### WHAT TO PRODUCE
In the data below, find each line carrying the string "author" and copy it out.
*** RECORDS FOR THIS TASK Section Begins ***
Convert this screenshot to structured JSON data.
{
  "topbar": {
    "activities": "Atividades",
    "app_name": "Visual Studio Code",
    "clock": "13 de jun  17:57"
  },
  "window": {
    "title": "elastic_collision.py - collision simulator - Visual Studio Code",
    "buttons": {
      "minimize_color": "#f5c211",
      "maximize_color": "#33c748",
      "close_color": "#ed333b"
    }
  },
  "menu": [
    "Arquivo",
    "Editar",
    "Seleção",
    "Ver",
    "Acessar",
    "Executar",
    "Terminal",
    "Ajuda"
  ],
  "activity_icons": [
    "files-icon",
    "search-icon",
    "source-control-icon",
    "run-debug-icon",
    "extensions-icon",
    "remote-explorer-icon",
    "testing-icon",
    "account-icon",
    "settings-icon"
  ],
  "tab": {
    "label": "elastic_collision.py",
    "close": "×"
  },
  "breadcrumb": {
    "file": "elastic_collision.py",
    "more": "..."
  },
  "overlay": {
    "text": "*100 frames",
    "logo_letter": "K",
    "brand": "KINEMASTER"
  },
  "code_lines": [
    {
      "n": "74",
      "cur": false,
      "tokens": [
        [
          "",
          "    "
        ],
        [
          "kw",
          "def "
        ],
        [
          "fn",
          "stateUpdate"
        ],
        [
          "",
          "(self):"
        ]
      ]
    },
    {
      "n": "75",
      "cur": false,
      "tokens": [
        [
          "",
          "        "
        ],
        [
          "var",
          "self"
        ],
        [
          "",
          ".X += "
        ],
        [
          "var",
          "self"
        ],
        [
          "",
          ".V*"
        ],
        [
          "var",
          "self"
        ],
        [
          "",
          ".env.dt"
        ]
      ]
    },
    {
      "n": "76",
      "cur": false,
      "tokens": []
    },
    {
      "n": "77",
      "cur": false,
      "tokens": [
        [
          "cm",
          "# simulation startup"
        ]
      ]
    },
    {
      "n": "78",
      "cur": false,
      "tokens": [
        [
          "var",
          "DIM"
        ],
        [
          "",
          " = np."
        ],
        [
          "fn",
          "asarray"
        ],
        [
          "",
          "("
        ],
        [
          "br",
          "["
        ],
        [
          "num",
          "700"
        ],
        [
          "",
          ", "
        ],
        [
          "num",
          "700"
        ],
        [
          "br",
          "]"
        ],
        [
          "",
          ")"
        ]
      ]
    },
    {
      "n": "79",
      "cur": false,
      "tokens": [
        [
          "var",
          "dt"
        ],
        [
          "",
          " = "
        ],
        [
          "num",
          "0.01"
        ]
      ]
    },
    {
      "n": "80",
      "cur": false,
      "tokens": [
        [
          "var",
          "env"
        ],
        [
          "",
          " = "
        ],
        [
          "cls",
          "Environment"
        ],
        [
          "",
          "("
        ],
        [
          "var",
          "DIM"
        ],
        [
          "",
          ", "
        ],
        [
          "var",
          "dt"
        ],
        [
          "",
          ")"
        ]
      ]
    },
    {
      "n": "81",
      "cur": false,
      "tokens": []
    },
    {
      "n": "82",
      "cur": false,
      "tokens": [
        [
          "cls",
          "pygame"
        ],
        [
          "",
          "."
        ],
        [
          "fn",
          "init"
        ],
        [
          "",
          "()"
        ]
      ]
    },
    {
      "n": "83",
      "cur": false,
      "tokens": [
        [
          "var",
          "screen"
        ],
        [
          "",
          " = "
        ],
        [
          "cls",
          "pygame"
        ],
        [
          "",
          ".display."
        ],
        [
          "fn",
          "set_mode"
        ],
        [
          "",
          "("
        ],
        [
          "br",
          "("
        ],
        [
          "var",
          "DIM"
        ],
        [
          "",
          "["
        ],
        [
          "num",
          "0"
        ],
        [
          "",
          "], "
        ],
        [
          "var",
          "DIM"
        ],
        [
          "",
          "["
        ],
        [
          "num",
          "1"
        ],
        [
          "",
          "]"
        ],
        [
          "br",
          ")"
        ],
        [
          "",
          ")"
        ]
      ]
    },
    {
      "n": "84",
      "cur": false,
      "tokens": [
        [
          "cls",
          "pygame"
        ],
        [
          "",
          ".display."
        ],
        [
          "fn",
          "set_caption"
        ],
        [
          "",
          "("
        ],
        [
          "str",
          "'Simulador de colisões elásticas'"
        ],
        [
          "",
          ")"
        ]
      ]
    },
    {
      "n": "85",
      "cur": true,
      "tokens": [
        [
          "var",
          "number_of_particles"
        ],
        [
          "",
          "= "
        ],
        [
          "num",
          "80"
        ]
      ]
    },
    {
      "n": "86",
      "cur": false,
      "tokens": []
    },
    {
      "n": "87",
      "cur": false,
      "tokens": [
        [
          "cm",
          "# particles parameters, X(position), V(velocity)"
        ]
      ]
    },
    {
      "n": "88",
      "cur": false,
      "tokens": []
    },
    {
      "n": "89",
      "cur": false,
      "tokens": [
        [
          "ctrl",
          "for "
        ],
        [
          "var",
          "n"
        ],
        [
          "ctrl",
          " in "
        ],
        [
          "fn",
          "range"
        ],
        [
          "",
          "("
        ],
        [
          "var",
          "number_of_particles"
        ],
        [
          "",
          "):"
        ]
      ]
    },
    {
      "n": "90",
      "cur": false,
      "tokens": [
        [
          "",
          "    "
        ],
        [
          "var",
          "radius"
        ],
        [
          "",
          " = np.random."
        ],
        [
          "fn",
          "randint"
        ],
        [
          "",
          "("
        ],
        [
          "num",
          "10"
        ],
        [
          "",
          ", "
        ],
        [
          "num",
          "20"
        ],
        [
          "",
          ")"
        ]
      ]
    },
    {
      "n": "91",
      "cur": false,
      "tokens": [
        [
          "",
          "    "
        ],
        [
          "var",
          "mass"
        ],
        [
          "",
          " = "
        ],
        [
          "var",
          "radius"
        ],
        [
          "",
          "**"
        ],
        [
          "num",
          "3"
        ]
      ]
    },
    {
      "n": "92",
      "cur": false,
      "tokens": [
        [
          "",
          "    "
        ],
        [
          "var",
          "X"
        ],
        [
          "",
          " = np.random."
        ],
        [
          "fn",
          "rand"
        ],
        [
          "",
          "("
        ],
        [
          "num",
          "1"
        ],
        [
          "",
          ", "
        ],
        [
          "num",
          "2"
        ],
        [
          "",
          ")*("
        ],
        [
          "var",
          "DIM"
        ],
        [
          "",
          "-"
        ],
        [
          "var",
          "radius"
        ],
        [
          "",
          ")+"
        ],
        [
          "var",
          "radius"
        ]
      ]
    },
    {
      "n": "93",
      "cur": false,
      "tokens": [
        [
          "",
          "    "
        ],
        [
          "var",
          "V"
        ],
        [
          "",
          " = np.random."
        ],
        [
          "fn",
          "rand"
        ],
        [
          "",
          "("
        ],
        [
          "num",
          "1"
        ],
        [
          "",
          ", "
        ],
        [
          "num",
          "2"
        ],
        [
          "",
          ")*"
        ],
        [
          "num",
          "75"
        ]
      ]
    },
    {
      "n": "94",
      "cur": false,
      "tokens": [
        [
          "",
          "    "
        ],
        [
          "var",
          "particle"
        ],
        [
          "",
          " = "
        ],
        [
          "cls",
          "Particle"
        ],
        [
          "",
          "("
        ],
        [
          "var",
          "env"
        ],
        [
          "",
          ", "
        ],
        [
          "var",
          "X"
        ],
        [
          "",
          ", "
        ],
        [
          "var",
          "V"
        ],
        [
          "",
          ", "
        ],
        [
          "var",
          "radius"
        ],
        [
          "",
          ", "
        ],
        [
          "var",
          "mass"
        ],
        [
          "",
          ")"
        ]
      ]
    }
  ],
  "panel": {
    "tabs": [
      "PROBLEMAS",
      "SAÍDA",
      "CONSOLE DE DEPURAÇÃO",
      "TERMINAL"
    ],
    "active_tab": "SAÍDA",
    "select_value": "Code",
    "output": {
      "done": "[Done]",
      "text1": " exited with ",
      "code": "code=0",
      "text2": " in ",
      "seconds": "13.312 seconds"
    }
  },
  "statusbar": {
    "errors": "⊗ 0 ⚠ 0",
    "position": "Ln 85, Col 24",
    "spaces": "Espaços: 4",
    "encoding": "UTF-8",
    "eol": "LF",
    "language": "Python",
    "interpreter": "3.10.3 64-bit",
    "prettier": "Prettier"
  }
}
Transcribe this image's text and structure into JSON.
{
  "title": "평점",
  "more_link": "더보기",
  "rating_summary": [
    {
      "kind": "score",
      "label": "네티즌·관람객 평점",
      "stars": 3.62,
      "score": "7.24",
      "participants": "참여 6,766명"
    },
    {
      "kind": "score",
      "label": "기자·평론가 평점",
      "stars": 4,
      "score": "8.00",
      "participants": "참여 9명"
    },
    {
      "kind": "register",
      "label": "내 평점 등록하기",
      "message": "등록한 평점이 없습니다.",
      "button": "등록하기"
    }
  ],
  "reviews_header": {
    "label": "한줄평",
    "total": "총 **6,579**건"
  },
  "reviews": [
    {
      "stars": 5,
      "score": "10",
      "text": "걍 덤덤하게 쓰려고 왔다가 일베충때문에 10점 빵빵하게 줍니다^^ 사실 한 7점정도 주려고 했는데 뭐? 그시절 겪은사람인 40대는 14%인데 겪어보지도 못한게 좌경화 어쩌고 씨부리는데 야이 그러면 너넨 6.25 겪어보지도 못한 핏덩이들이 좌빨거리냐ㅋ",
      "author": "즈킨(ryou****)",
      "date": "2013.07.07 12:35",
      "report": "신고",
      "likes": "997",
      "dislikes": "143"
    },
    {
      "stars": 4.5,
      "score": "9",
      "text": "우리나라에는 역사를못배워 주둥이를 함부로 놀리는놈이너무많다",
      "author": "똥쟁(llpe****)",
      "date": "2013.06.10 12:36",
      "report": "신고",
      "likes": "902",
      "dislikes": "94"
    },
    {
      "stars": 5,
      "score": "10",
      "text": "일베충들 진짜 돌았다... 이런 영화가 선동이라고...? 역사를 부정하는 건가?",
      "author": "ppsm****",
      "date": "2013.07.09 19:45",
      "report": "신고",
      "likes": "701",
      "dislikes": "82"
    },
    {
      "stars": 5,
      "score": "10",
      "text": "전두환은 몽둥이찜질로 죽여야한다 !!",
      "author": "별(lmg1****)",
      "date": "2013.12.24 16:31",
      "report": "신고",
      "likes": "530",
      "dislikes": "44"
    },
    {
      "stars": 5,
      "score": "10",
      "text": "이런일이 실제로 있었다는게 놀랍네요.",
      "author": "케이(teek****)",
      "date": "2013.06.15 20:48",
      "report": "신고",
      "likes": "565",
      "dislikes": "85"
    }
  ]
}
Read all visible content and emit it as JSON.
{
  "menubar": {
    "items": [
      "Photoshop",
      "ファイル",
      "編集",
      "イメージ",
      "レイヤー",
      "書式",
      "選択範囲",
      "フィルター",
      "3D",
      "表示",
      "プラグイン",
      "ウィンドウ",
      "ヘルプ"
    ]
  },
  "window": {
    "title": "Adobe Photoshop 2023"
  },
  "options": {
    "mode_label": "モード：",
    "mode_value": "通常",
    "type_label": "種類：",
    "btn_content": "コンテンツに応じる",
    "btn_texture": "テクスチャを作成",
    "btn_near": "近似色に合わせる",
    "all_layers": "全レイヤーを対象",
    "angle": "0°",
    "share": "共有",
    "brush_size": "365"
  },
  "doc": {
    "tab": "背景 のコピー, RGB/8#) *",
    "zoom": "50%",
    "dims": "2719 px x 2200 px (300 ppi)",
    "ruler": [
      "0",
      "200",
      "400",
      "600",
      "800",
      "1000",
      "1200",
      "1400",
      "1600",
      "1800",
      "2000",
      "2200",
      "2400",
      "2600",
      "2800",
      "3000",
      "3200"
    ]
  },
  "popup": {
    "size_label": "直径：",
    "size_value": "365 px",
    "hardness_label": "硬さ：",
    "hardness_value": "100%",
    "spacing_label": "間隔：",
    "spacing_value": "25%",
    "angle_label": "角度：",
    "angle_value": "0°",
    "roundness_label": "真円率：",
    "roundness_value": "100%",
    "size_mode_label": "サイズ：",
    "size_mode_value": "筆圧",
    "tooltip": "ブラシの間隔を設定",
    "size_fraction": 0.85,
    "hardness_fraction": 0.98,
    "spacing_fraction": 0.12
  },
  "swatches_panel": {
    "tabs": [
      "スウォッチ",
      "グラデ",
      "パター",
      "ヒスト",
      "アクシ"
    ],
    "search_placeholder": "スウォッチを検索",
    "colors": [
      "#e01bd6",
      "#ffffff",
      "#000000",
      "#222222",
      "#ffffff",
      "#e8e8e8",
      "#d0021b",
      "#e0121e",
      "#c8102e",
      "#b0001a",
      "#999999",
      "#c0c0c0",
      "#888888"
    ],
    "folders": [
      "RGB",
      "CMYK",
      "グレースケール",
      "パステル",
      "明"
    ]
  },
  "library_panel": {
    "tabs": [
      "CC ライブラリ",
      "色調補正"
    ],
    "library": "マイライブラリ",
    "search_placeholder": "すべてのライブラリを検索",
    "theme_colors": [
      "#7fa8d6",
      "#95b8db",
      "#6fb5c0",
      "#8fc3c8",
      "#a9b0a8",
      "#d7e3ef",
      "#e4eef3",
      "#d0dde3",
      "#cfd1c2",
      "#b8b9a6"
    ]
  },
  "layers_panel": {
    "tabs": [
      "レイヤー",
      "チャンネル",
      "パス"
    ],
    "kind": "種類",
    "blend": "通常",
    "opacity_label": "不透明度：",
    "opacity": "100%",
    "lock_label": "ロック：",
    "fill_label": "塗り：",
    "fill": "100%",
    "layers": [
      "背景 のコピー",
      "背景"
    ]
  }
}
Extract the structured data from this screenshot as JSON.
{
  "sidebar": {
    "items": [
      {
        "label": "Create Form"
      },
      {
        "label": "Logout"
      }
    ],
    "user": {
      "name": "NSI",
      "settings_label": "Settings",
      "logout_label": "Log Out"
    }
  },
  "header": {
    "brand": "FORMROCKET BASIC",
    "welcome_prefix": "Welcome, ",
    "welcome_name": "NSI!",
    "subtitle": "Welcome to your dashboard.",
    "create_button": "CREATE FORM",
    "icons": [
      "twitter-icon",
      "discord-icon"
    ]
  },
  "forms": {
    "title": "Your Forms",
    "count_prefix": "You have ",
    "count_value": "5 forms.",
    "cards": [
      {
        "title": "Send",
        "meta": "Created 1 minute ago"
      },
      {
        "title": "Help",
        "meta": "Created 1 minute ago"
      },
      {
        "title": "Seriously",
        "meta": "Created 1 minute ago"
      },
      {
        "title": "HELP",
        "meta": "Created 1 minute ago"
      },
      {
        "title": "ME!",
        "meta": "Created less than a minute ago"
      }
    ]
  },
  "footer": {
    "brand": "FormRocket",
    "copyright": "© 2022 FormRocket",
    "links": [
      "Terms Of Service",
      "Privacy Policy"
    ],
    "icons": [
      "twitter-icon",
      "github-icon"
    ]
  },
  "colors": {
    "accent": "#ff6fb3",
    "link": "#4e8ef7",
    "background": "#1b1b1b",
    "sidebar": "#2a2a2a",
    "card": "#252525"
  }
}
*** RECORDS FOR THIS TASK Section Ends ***
### TASK SOLUTION
      "author": "즈킨(ryou****)",
      "author": "똥쟁(llpe****)",
      "author": "ppsm****",
      "author": "별(lmg1****)",
      "author": "케이(teek****)",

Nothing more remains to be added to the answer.